The flight was miserable. It was full, so I had people practically sitting on top of me. I couldn’t sleep because sitting irritated my back and I kept shifting around to find a comfortable position. For nearly five hours, I irritated the young woman next to me.
To her, I apologize.
The only way I redeemed myself to her was by taking pics of the Grand Canyon as we flew over when she handed me her phone. I’m pretty sure that didn’t go far to making up for my fidgeting, but it was all I had.
Eventually we landed in LA again where the hour was more amenable to breakfast. I walked another mile between terminals before realizing the commuter area where my gate was hosted exactly zero coffee vendors.
I nearly died.
Two hours later…two coffee-less hours, mind you…my flight departed to home. We landed a bit early, I retrieved my bag, and my son came to pick me up. We went back to my parents’ house where I handed off the cans of boiled peanuts, retrieved my own car keys, and headed home.
By the time my drive was over, I was in no condition to do anything other than curl up and cry.
Pain radiated across my lower back and down my right leg. Sitting was excruciating and as my car is a stick shift, doing the errands I’d expected to do was out. Standing was marginally less painful, so I did chores like laundry that allowed me to remain on my feet.
I text-chatted with a friend about my adventure and told her of my pain. She recommended something called a TENS unit and I forced myself into the car to make the short drive up to the pharmacy to purchase one. It worked, and the next day I found myself virtually pain free.
But that’s a story for another time.
So here are my take-aways from this Ragnar Trail experience, in no particular order.
- Don’t fly red eye to your race. You’ll arrive exhausted and miss out on some of the fun of getting to know your team mates. This isn’t to say I won’t do it again, I just recommend against it.
- Ragnar Trail races are always challenging but equally as beautiful as they are hard. I didn’t stop to take pictures, but you should.
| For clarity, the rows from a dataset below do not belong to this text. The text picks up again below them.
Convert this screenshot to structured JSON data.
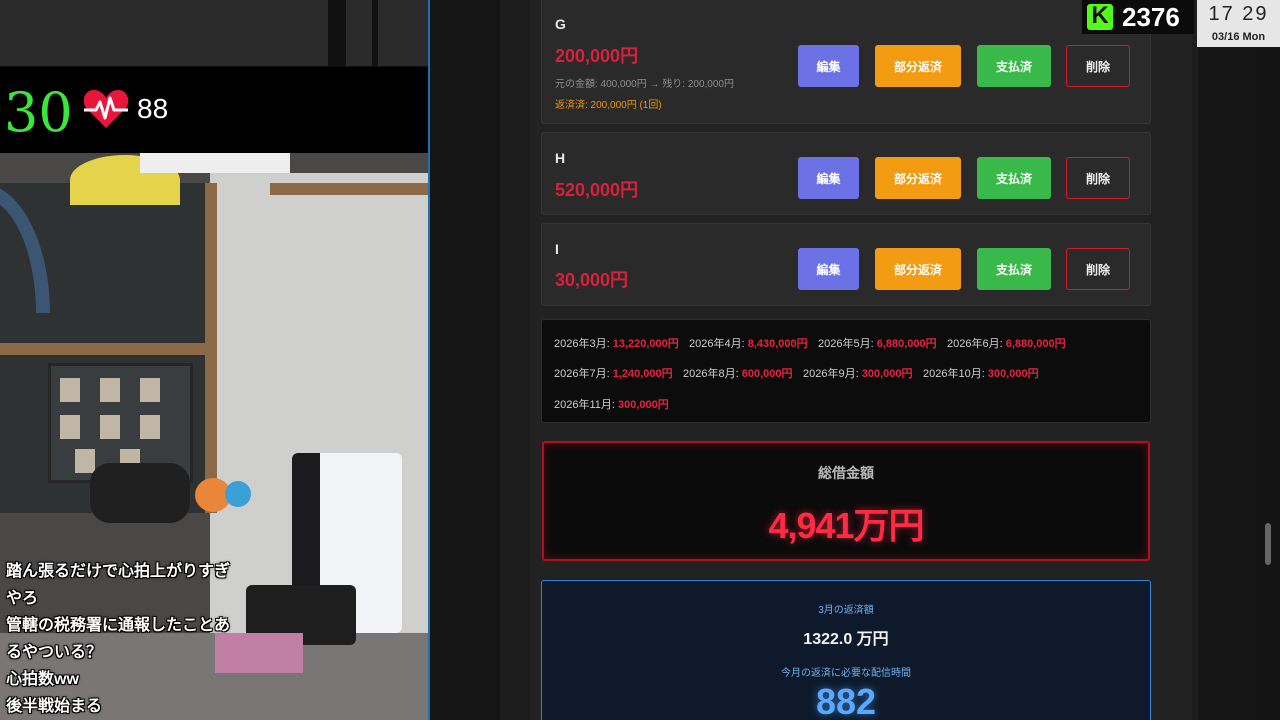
{
  "stream": {
    "speed": "30",
    "heart_rate": "88",
    "viewer_count": "2376",
    "clock": {
      "time": "17 29",
      "date": "03/16 Mon"
    }
  },
  "chat": {
    "messages": [
      "踏ん張るだけで心拍上がりすぎ",
      "やろ",
      "管轄の税務署に通報したことあ",
      "るやついる？",
      "心拍数ww",
      "後半戦始まる"
    ]
  },
  "app": {
    "buttons": {
      "edit": "編集",
      "partial": "部分返済",
      "paid": "支払済",
      "delete": "削除"
    },
    "debts": [
      {
        "name": "G",
        "amount": "200,000円",
        "original": "元の金額: 400,000円 → 残り: 200,000円",
        "paid": "返済済: 200,000円 (1回)"
      },
      {
        "name": "H",
        "amount": "520,000円"
      },
      {
        "name": "I",
        "amount": "30,000円"
      }
    ],
    "schedule": [
      {
        "month": "2026年3月:",
        "amount": "13,220,000円"
      },
      {
        "month": "2026年4月:",
        "amount": "8,430,000円"
      },
      {
        "month": "2026年5月:",
        "amount": "6,880,000円"
      },
      {
        "month": "2026年6月:",
        "amount": "6,880,000円"
      },
      {
        "month": "2026年7月:",
        "amount": "1,240,000円"
      },
      {
        "month": "2026年8月:",
        "amount": "600,000円"
      },
      {
        "month": "2026年9月:",
        "amount": "300,000円"
      },
      {
        "month": "2026年10月:",
        "amount": "300,000円"
      },
      {
        "month": "2026年11月:",
        "amount": "300,000円"
      }
    ],
    "total": {
      "label": "総借金額",
      "value": "4,941万円"
    },
    "repayment": {
      "month_label": "3月の返済額",
      "amount": "1322.0 万円",
      "hours_label": "今月の返済に必要な配信時間",
      "hours": "882"
    }
  },
  "colors": {
    "debt_red": "#d8213d",
    "accent_blue": "#2e86d6",
    "kick_green": "#53fc18",
    "speed_green": "#39e639"
  }
}
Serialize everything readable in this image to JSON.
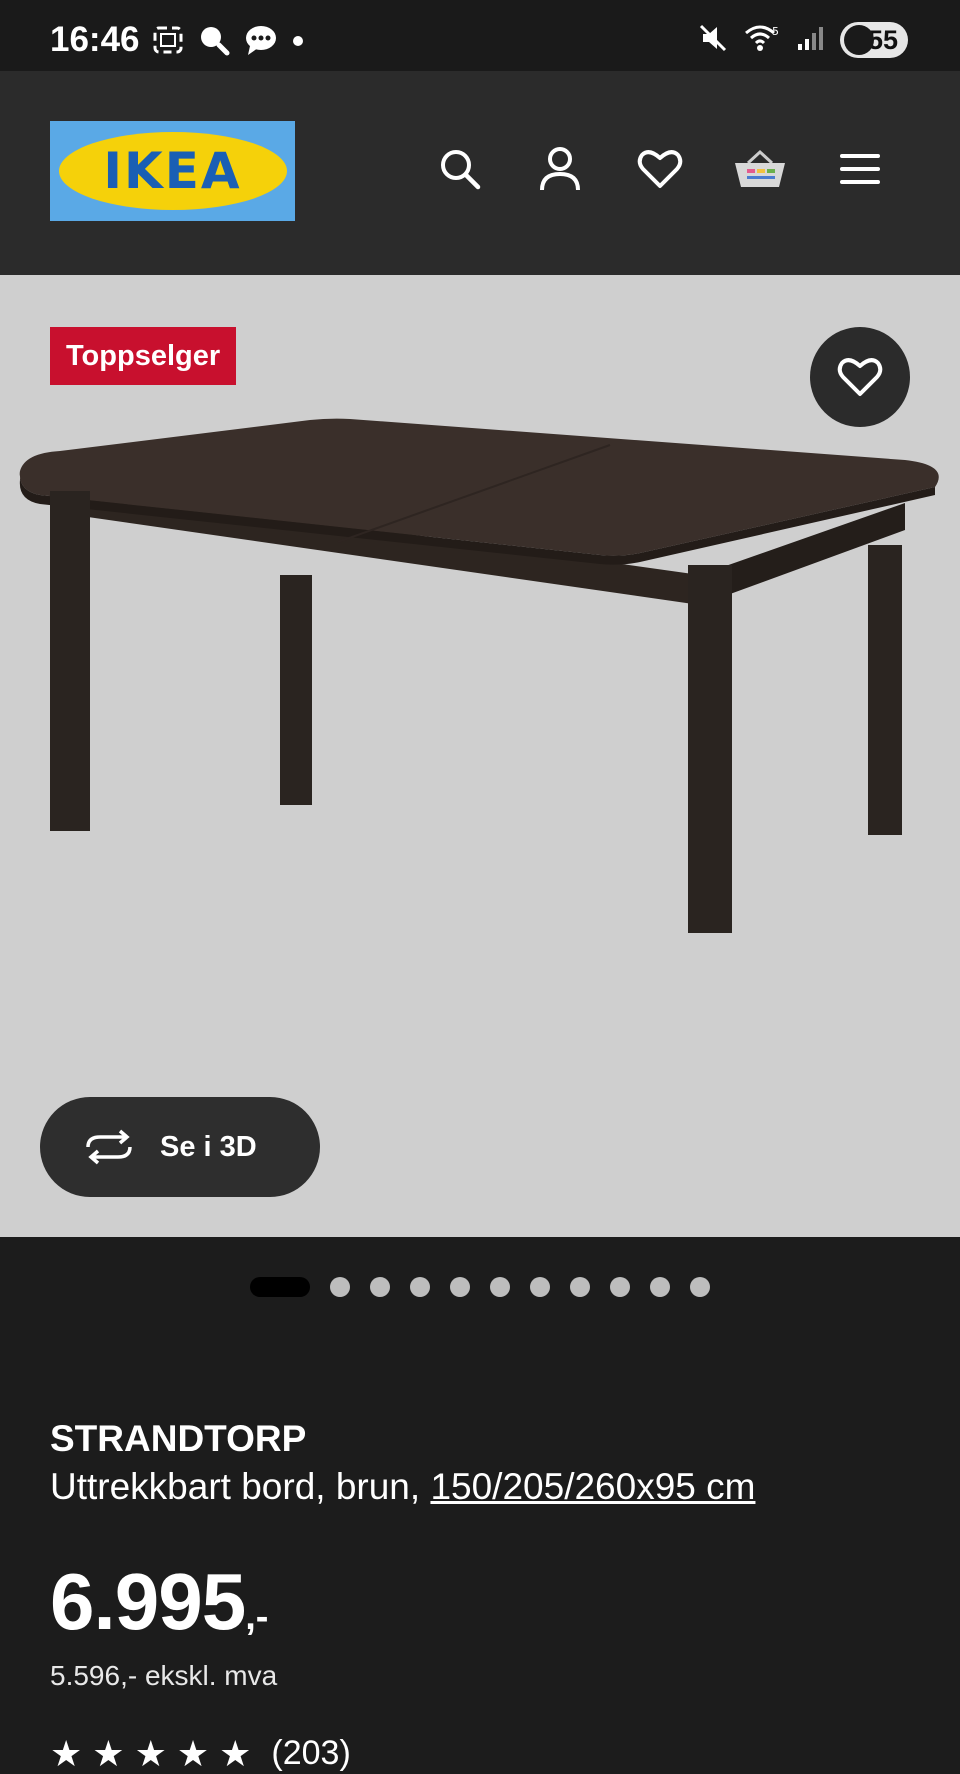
{
  "status_bar": {
    "time": "16:46",
    "battery": "55",
    "icons_left": [
      "screenshot-icon",
      "search-icon",
      "chat-icon",
      "dot-icon"
    ],
    "icons_right": [
      "mute-icon",
      "wifi-icon",
      "signal-icon",
      "battery-icon"
    ]
  },
  "header": {
    "logo_text": "IKEA",
    "icons": [
      "search-icon",
      "account-icon",
      "wishlist-icon",
      "cart-icon",
      "menu-icon"
    ]
  },
  "hero": {
    "badge": "Toppselger",
    "view_3d_label": "Se i 3D",
    "gallery_count": 11,
    "gallery_active_index": 0
  },
  "product": {
    "name": "STRANDTORP",
    "description": "Uttrekkbart bord, brun, ",
    "dimensions": "150/205/260x95 cm",
    "price_main": "6.995",
    "price_suffix": ",-",
    "price_ex_vat": "5.596,- ekskl. mva",
    "rating_stars": 5,
    "rating_count": "(203)"
  },
  "colors": {
    "header_bg": "#2b2b2b",
    "page_bg": "#1c1c1c",
    "hero_bg": "#cfcfcf",
    "badge_bg": "#c8102e",
    "logo_blue": "#5aa9e6",
    "logo_yellow": "#f5d10a"
  }
}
- Running at night takes a special kind of crazy, and I’m all full of that brand. Seriously, you have to love adventure mixed with an element of suicidal danger to run on trails you’ve never seen before with only a small headlamp.
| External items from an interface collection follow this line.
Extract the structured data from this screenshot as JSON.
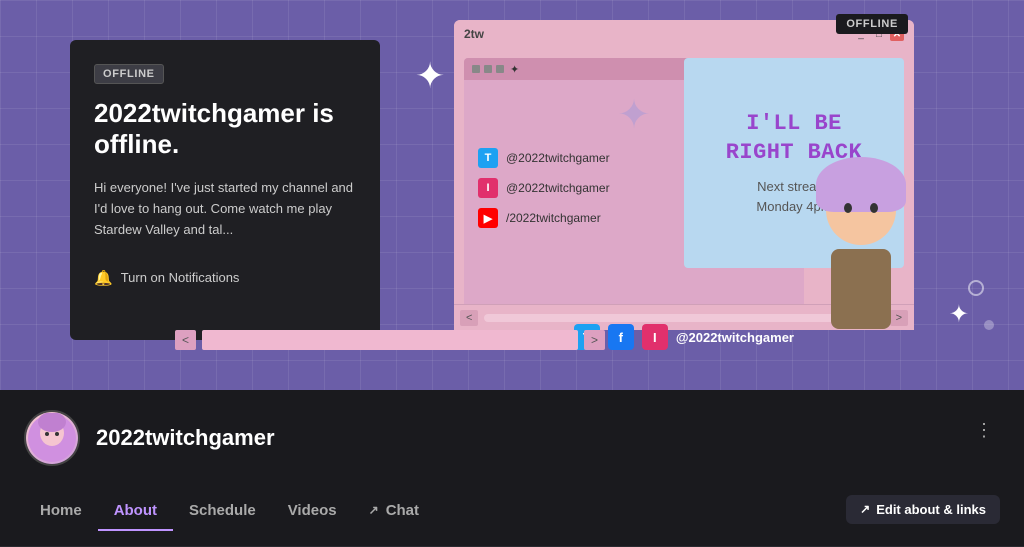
{
  "banner": {
    "offline_badge": "OFFLINE",
    "offline_title": "2022twitchgamer is offline.",
    "offline_desc": "Hi everyone! I've just started my channel and I'd love to hang out. Come watch me play Stardew Valley and tal...",
    "notif_label": "Turn on Notifications",
    "top_offline_badge": "OFFLINE",
    "social_handle": "@2022twitchgamer"
  },
  "back_card": {
    "line1": "I'LL BE",
    "line2": "RIGHT BACK",
    "next_stream": "Next stream:",
    "next_time": "Monday 4pm"
  },
  "inner_window": {
    "twitter": "@2022twitchgamer",
    "instagram": "@2022twitchgamer",
    "youtube": "/2022twitchgamer"
  },
  "channel": {
    "name": "2022twitchgamer"
  },
  "nav": {
    "home": "Home",
    "about": "About",
    "schedule": "Schedule",
    "videos": "Videos",
    "chat": "Chat"
  },
  "edit_btn": {
    "label": "Edit about & links",
    "arrow": "↗"
  },
  "more_icon": "•••"
}
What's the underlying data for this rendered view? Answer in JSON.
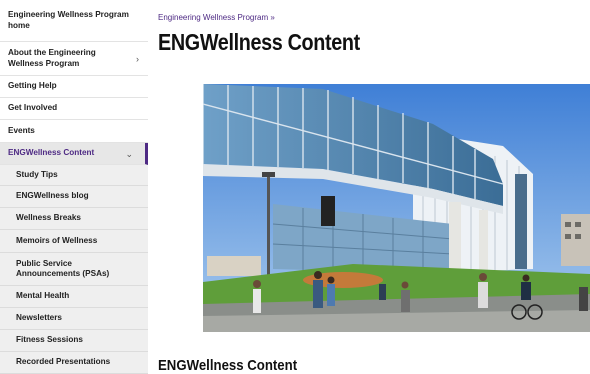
{
  "sidebar": {
    "items": [
      {
        "label": "Engineering Wellness Program home",
        "kind": "parent",
        "chevron": false
      },
      {
        "label": "About the Engineering Wellness Program",
        "kind": "parent",
        "chevron": true,
        "chevron_icon": "chevron-right-icon"
      },
      {
        "label": "Getting Help",
        "kind": "parent",
        "chevron": false
      },
      {
        "label": "Get Involved",
        "kind": "parent",
        "chevron": false
      },
      {
        "label": "Events",
        "kind": "parent",
        "chevron": false
      },
      {
        "label": "ENGWellness Content",
        "kind": "active",
        "chevron": true,
        "chevron_icon": "chevron-down-icon"
      },
      {
        "label": "Study Tips",
        "kind": "sub"
      },
      {
        "label": "ENGWellness blog",
        "kind": "sub"
      },
      {
        "label": "Wellness Breaks",
        "kind": "sub"
      },
      {
        "label": "Memoirs of Wellness",
        "kind": "sub"
      },
      {
        "label": "Public Service Announcements (PSAs)",
        "kind": "sub"
      },
      {
        "label": "Mental Health",
        "kind": "sub"
      },
      {
        "label": "Newsletters",
        "kind": "sub"
      },
      {
        "label": "Fitness Sessions",
        "kind": "sub"
      },
      {
        "label": "Recorded Presentations",
        "kind": "sub"
      }
    ]
  },
  "main": {
    "breadcrumb": "Engineering Wellness Program »",
    "title": "ENGWellness Content",
    "section_title": "ENGWellness Content"
  },
  "colors": {
    "accent": "#4e2a84",
    "sub_bg": "#efefef",
    "active_bg": "#e7e7e7"
  }
}
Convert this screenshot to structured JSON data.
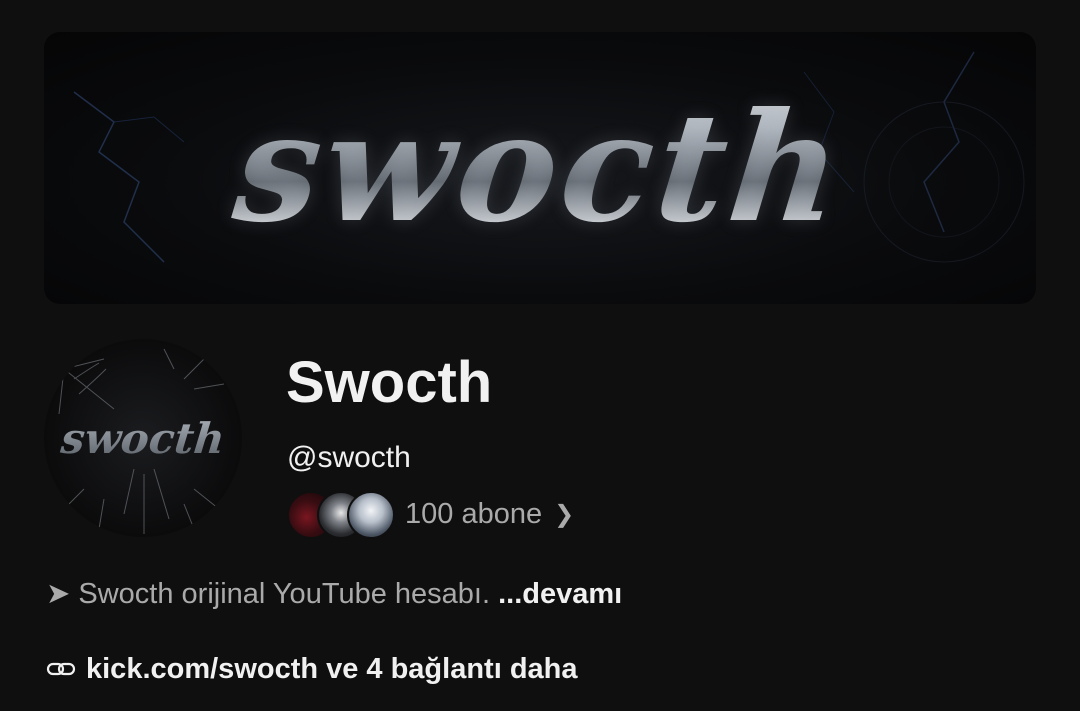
{
  "channel": {
    "banner_logo": "swocth",
    "avatar_logo": "swocth",
    "name": "Swocth",
    "handle": "@swocth",
    "subscribers": "100 abone",
    "subscriber_avatars": [
      "subscriber-avatar-red",
      "subscriber-avatar-gray",
      "subscriber-avatar-blue"
    ]
  },
  "description": {
    "bullet": "➤",
    "text": "Swocth orijinal YouTube hesabı.",
    "more": "...devamı"
  },
  "links": {
    "main": "kick.com/swocth",
    "more": "ve 4 bağlantı daha",
    "icon": "link-icon"
  },
  "colors": {
    "background": "#0f0f0f",
    "text_primary": "#f1f1f1",
    "text_secondary": "#aaaaaa"
  }
}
- There will always be “that guy” in the village. Enjoy him and his bravado, because that’s what the Ragnar experience is about: letting it go, and truly embracing your inner wild.
So that’s Ragnar Trail Atlanta 2016 as seen through the eyes of a Ragnar Ambassador running on team Strangers in the Night. Ragnar Trail Zion is the next relay, and I’m looking forward to once again adding to my tribe.